§ **ASSIGNMENT**
Write the records below out again exactly as given, with no images.

§ **DATA FOR THE TASK**
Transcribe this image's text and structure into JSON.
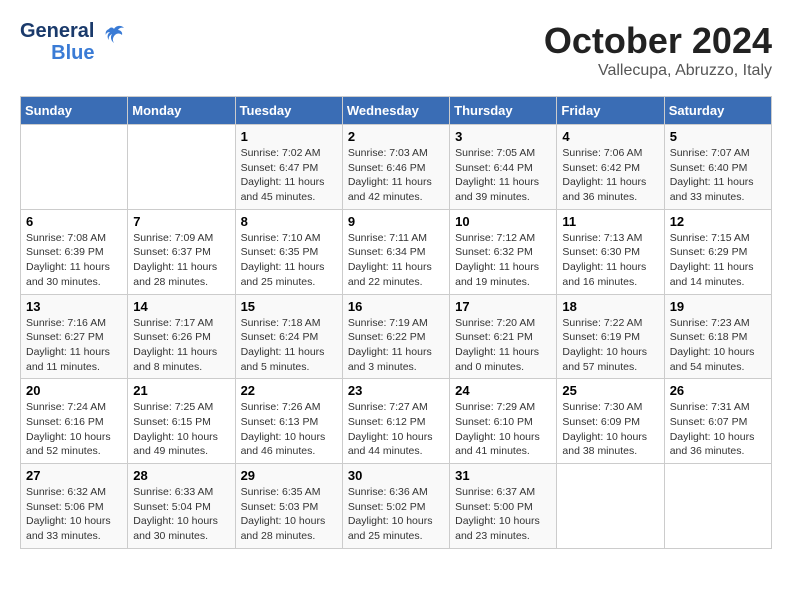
{
  "header": {
    "logo_general": "General",
    "logo_blue": "Blue",
    "month_title": "October 2024",
    "subtitle": "Vallecupa, Abruzzo, Italy"
  },
  "days_of_week": [
    "Sunday",
    "Monday",
    "Tuesday",
    "Wednesday",
    "Thursday",
    "Friday",
    "Saturday"
  ],
  "weeks": [
    [
      {
        "day": "",
        "sunrise": "",
        "sunset": "",
        "daylight": ""
      },
      {
        "day": "",
        "sunrise": "",
        "sunset": "",
        "daylight": ""
      },
      {
        "day": "1",
        "sunrise": "Sunrise: 7:02 AM",
        "sunset": "Sunset: 6:47 PM",
        "daylight": "Daylight: 11 hours and 45 minutes."
      },
      {
        "day": "2",
        "sunrise": "Sunrise: 7:03 AM",
        "sunset": "Sunset: 6:46 PM",
        "daylight": "Daylight: 11 hours and 42 minutes."
      },
      {
        "day": "3",
        "sunrise": "Sunrise: 7:05 AM",
        "sunset": "Sunset: 6:44 PM",
        "daylight": "Daylight: 11 hours and 39 minutes."
      },
      {
        "day": "4",
        "sunrise": "Sunrise: 7:06 AM",
        "sunset": "Sunset: 6:42 PM",
        "daylight": "Daylight: 11 hours and 36 minutes."
      },
      {
        "day": "5",
        "sunrise": "Sunrise: 7:07 AM",
        "sunset": "Sunset: 6:40 PM",
        "daylight": "Daylight: 11 hours and 33 minutes."
      }
    ],
    [
      {
        "day": "6",
        "sunrise": "Sunrise: 7:08 AM",
        "sunset": "Sunset: 6:39 PM",
        "daylight": "Daylight: 11 hours and 30 minutes."
      },
      {
        "day": "7",
        "sunrise": "Sunrise: 7:09 AM",
        "sunset": "Sunset: 6:37 PM",
        "daylight": "Daylight: 11 hours and 28 minutes."
      },
      {
        "day": "8",
        "sunrise": "Sunrise: 7:10 AM",
        "sunset": "Sunset: 6:35 PM",
        "daylight": "Daylight: 11 hours and 25 minutes."
      },
      {
        "day": "9",
        "sunrise": "Sunrise: 7:11 AM",
        "sunset": "Sunset: 6:34 PM",
        "daylight": "Daylight: 11 hours and 22 minutes."
      },
      {
        "day": "10",
        "sunrise": "Sunrise: 7:12 AM",
        "sunset": "Sunset: 6:32 PM",
        "daylight": "Daylight: 11 hours and 19 minutes."
      },
      {
        "day": "11",
        "sunrise": "Sunrise: 7:13 AM",
        "sunset": "Sunset: 6:30 PM",
        "daylight": "Daylight: 11 hours and 16 minutes."
      },
      {
        "day": "12",
        "sunrise": "Sunrise: 7:15 AM",
        "sunset": "Sunset: 6:29 PM",
        "daylight": "Daylight: 11 hours and 14 minutes."
      }
    ],
    [
      {
        "day": "13",
        "sunrise": "Sunrise: 7:16 AM",
        "sunset": "Sunset: 6:27 PM",
        "daylight": "Daylight: 11 hours and 11 minutes."
      },
      {
        "day": "14",
        "sunrise": "Sunrise: 7:17 AM",
        "sunset": "Sunset: 6:26 PM",
        "daylight": "Daylight: 11 hours and 8 minutes."
      },
      {
        "day": "15",
        "sunrise": "Sunrise: 7:18 AM",
        "sunset": "Sunset: 6:24 PM",
        "daylight": "Daylight: 11 hours and 5 minutes."
      },
      {
        "day": "16",
        "sunrise": "Sunrise: 7:19 AM",
        "sunset": "Sunset: 6:22 PM",
        "daylight": "Daylight: 11 hours and 3 minutes."
      },
      {
        "day": "17",
        "sunrise": "Sunrise: 7:20 AM",
        "sunset": "Sunset: 6:21 PM",
        "daylight": "Daylight: 11 hours and 0 minutes."
      },
      {
        "day": "18",
        "sunrise": "Sunrise: 7:22 AM",
        "sunset": "Sunset: 6:19 PM",
        "daylight": "Daylight: 10 hours and 57 minutes."
      },
      {
        "day": "19",
        "sunrise": "Sunrise: 7:23 AM",
        "sunset": "Sunset: 6:18 PM",
        "daylight": "Daylight: 10 hours and 54 minutes."
      }
    ],
    [
      {
        "day": "20",
        "sunrise": "Sunrise: 7:24 AM",
        "sunset": "Sunset: 6:16 PM",
        "daylight": "Daylight: 10 hours and 52 minutes."
      },
      {
        "day": "21",
        "sunrise": "Sunrise: 7:25 AM",
        "sunset": "Sunset: 6:15 PM",
        "daylight": "Daylight: 10 hours and 49 minutes."
      },
      {
        "day": "22",
        "sunrise": "Sunrise: 7:26 AM",
        "sunset": "Sunset: 6:13 PM",
        "daylight": "Daylight: 10 hours and 46 minutes."
      },
      {
        "day": "23",
        "sunrise": "Sunrise: 7:27 AM",
        "sunset": "Sunset: 6:12 PM",
        "daylight": "Daylight: 10 hours and 44 minutes."
      },
      {
        "day": "24",
        "sunrise": "Sunrise: 7:29 AM",
        "sunset": "Sunset: 6:10 PM",
        "daylight": "Daylight: 10 hours and 41 minutes."
      },
      {
        "day": "25",
        "sunrise": "Sunrise: 7:30 AM",
        "sunset": "Sunset: 6:09 PM",
        "daylight": "Daylight: 10 hours and 38 minutes."
      },
      {
        "day": "26",
        "sunrise": "Sunrise: 7:31 AM",
        "sunset": "Sunset: 6:07 PM",
        "daylight": "Daylight: 10 hours and 36 minutes."
      }
    ],
    [
      {
        "day": "27",
        "sunrise": "Sunrise: 6:32 AM",
        "sunset": "Sunset: 5:06 PM",
        "daylight": "Daylight: 10 hours and 33 minutes."
      },
      {
        "day": "28",
        "sunrise": "Sunrise: 6:33 AM",
        "sunset": "Sunset: 5:04 PM",
        "daylight": "Daylight: 10 hours and 30 minutes."
      },
      {
        "day": "29",
        "sunrise": "Sunrise: 6:35 AM",
        "sunset": "Sunset: 5:03 PM",
        "daylight": "Daylight: 10 hours and 28 minutes."
      },
      {
        "day": "30",
        "sunrise": "Sunrise: 6:36 AM",
        "sunset": "Sunset: 5:02 PM",
        "daylight": "Daylight: 10 hours and 25 minutes."
      },
      {
        "day": "31",
        "sunrise": "Sunrise: 6:37 AM",
        "sunset": "Sunset: 5:00 PM",
        "daylight": "Daylight: 10 hours and 23 minutes."
      },
      {
        "day": "",
        "sunrise": "",
        "sunset": "",
        "daylight": ""
      },
      {
        "day": "",
        "sunrise": "",
        "sunset": "",
        "daylight": ""
      }
    ]
  ]
}
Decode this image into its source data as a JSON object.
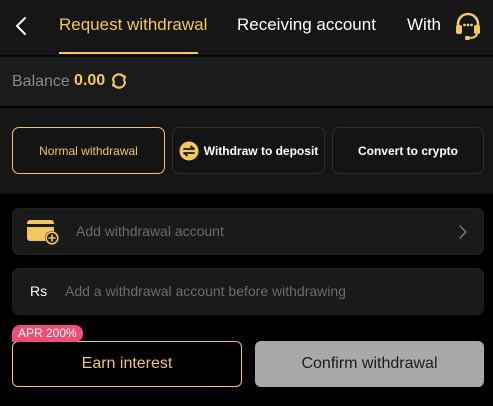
{
  "header": {
    "tabs": [
      {
        "label": "Request withdrawal",
        "active": true
      },
      {
        "label": "Receiving account",
        "active": false
      },
      {
        "label": "With",
        "active": false
      }
    ],
    "back_icon": "chevron-left-icon",
    "support_icon": "headset-icon"
  },
  "balance": {
    "label": "Balance",
    "value": "0.00",
    "refresh_icon": "refresh-icon"
  },
  "options": [
    {
      "label": "Normal withdrawal",
      "selected": true
    },
    {
      "label": "Withdraw to deposit",
      "selected": false,
      "icon": "swap-icon"
    },
    {
      "label": "Convert to crypto",
      "selected": false
    }
  ],
  "account_field": {
    "placeholder": "Add withdrawal account",
    "icon": "wallet-add-icon"
  },
  "amount_field": {
    "currency": "Rs",
    "placeholder": "Add a withdrawal account before withdrawing"
  },
  "actions": {
    "apr_badge": "APR 200%",
    "earn_label": "Earn interest",
    "confirm_label": "Confirm withdrawal"
  },
  "colors": {
    "accent": "#f3c65f",
    "badge": "#f04e7a",
    "disabled_button": "#a9a9a9"
  }
}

§ **ANSWER TO THE PROBLEM**
Transcribe this image's text and structure into JSON.
{
  "header": {
    "logo_general": "General",
    "logo_blue": "Blue",
    "month_title": "October 2024",
    "subtitle": "Vallecupa, Abruzzo, Italy"
  },
  "days_of_week": [
    "Sunday",
    "Monday",
    "Tuesday",
    "Wednesday",
    "Thursday",
    "Friday",
    "Saturday"
  ],
  "weeks": [
    [
      {
        "day": "",
        "sunrise": "",
        "sunset": "",
        "daylight": ""
      },
      {
        "day": "",
        "sunrise": "",
        "sunset": "",
        "daylight": ""
      },
      {
        "day": "1",
        "sunrise": "Sunrise: 7:02 AM",
        "sunset": "Sunset: 6:47 PM",
        "daylight": "Daylight: 11 hours and 45 minutes."
      },
      {
        "day": "2",
        "sunrise": "Sunrise: 7:03 AM",
        "sunset": "Sunset: 6:46 PM",
        "daylight": "Daylight: 11 hours and 42 minutes."
      },
      {
        "day": "3",
        "sunrise": "Sunrise: 7:05 AM",
        "sunset": "Sunset: 6:44 PM",
        "daylight": "Daylight: 11 hours and 39 minutes."
      },
      {
        "day": "4",
        "sunrise": "Sunrise: 7:06 AM",
        "sunset": "Sunset: 6:42 PM",
        "daylight": "Daylight: 11 hours and 36 minutes."
      },
      {
        "day": "5",
        "sunrise": "Sunrise: 7:07 AM",
        "sunset": "Sunset: 6:40 PM",
        "daylight": "Daylight: 11 hours and 33 minutes."
      }
    ],
    [
      {
        "day": "6",
        "sunrise": "Sunrise: 7:08 AM",
        "sunset": "Sunset: 6:39 PM",
        "daylight": "Daylight: 11 hours and 30 minutes."
      },
      {
        "day": "7",
        "sunrise": "Sunrise: 7:09 AM",
        "sunset": "Sunset: 6:37 PM",
        "daylight": "Daylight: 11 hours and 28 minutes."
      },
      {
        "day": "8",
        "sunrise": "Sunrise: 7:10 AM",
        "sunset": "Sunset: 6:35 PM",
        "daylight": "Daylight: 11 hours and 25 minutes."
      },
      {
        "day": "9",
        "sunrise": "Sunrise: 7:11 AM",
        "sunset": "Sunset: 6:34 PM",
        "daylight": "Daylight: 11 hours and 22 minutes."
      },
      {
        "day": "10",
        "sunrise": "Sunrise: 7:12 AM",
        "sunset": "Sunset: 6:32 PM",
        "daylight": "Daylight: 11 hours and 19 minutes."
      },
      {
        "day": "11",
        "sunrise": "Sunrise: 7:13 AM",
        "sunset": "Sunset: 6:30 PM",
        "daylight": "Daylight: 11 hours and 16 minutes."
      },
      {
        "day": "12",
        "sunrise": "Sunrise: 7:15 AM",
        "sunset": "Sunset: 6:29 PM",
        "daylight": "Daylight: 11 hours and 14 minutes."
      }
    ],
    [
      {
        "day": "13",
        "sunrise": "Sunrise: 7:16 AM",
        "sunset": "Sunset: 6:27 PM",
        "daylight": "Daylight: 11 hours and 11 minutes."
      },
      {
        "day": "14",
        "sunrise": "Sunrise: 7:17 AM",
        "sunset": "Sunset: 6:26 PM",
        "daylight": "Daylight: 11 hours and 8 minutes."
      },
      {
        "day": "15",
        "sunrise": "Sunrise: 7:18 AM",
        "sunset": "Sunset: 6:24 PM",
        "daylight": "Daylight: 11 hours and 5 minutes."
      },
      {
        "day": "16",
        "sunrise": "Sunrise: 7:19 AM",
        "sunset": "Sunset: 6:22 PM",
        "daylight": "Daylight: 11 hours and 3 minutes."
      },
      {
        "day": "17",
        "sunrise": "Sunrise: 7:20 AM",
        "sunset": "Sunset: 6:21 PM",
        "daylight": "Daylight: 11 hours and 0 minutes."
      },
      {
        "day": "18",
        "sunrise": "Sunrise: 7:22 AM",
        "sunset": "Sunset: 6:19 PM",
        "daylight": "Daylight: 10 hours and 57 minutes."
      },
      {
        "day": "19",
        "sunrise": "Sunrise: 7:23 AM",
        "sunset": "Sunset: 6:18 PM",
        "daylight": "Daylight: 10 hours and 54 minutes."
      }
    ],
    [
      {
        "day": "20",
        "sunrise": "Sunrise: 7:24 AM",
        "sunset": "Sunset: 6:16 PM",
        "daylight": "Daylight: 10 hours and 52 minutes."
      },
      {
        "day": "21",
        "sunrise": "Sunrise: 7:25 AM",
        "sunset": "Sunset: 6:15 PM",
        "daylight": "Daylight: 10 hours and 49 minutes."
      },
      {
        "day": "22",
        "sunrise": "Sunrise: 7:26 AM",
        "sunset": "Sunset: 6:13 PM",
        "daylight": "Daylight: 10 hours and 46 minutes."
      },
      {
        "day": "23",
        "sunrise": "Sunrise: 7:27 AM",
        "sunset": "Sunset: 6:12 PM",
        "daylight": "Daylight: 10 hours and 44 minutes."
      },
      {
        "day": "24",
        "sunrise": "Sunrise: 7:29 AM",
        "sunset": "Sunset: 6:10 PM",
        "daylight": "Daylight: 10 hours and 41 minutes."
      },
      {
        "day": "25",
        "sunrise": "Sunrise: 7:30 AM",
        "sunset": "Sunset: 6:09 PM",
        "daylight": "Daylight: 10 hours and 38 minutes."
      },
      {
        "day": "26",
        "sunrise": "Sunrise: 7:31 AM",
        "sunset": "Sunset: 6:07 PM",
        "daylight": "Daylight: 10 hours and 36 minutes."
      }
    ],
    [
      {
        "day": "27",
        "sunrise": "Sunrise: 6:32 AM",
        "sunset": "Sunset: 5:06 PM",
        "daylight": "Daylight: 10 hours and 33 minutes."
      },
      {
        "day": "28",
        "sunrise": "Sunrise: 6:33 AM",
        "sunset": "Sunset: 5:04 PM",
        "daylight": "Daylight: 10 hours and 30 minutes."
      },
      {
        "day": "29",
        "sunrise": "Sunrise: 6:35 AM",
        "sunset": "Sunset: 5:03 PM",
        "daylight": "Daylight: 10 hours and 28 minutes."
      },
      {
        "day": "30",
        "sunrise": "Sunrise: 6:36 AM",
        "sunset": "Sunset: 5:02 PM",
        "daylight": "Daylight: 10 hours and 25 minutes."
      },
      {
        "day": "31",
        "sunrise": "Sunrise: 6:37 AM",
        "sunset": "Sunset: 5:00 PM",
        "daylight": "Daylight: 10 hours and 23 minutes."
      },
      {
        "day": "",
        "sunrise": "",
        "sunset": "",
        "daylight": ""
      },
      {
        "day": "",
        "sunrise": "",
        "sunset": "",
        "daylight": ""
      }
    ]
  ]
}
Decode this image into its source data as a JSON object.
{
  "header": {
    "tabs": [
      {
        "label": "Request withdrawal",
        "active": true
      },
      {
        "label": "Receiving account",
        "active": false
      },
      {
        "label": "With",
        "active": false
      }
    ],
    "back_icon": "chevron-left-icon",
    "support_icon": "headset-icon"
  },
  "balance": {
    "label": "Balance",
    "value": "0.00",
    "refresh_icon": "refresh-icon"
  },
  "options": [
    {
      "label": "Normal withdrawal",
      "selected": true
    },
    {
      "label": "Withdraw to deposit",
      "selected": false,
      "icon": "swap-icon"
    },
    {
      "label": "Convert to crypto",
      "selected": false
    }
  ],
  "account_field": {
    "placeholder": "Add withdrawal account",
    "icon": "wallet-add-icon"
  },
  "amount_field": {
    "currency": "Rs",
    "placeholder": "Add a withdrawal account before withdrawing"
  },
  "actions": {
    "apr_badge": "APR 200%",
    "earn_label": "Earn interest",
    "confirm_label": "Confirm withdrawal"
  },
  "colors": {
    "accent": "#f3c65f",
    "badge": "#f04e7a",
    "disabled_button": "#a9a9a9"
  }
}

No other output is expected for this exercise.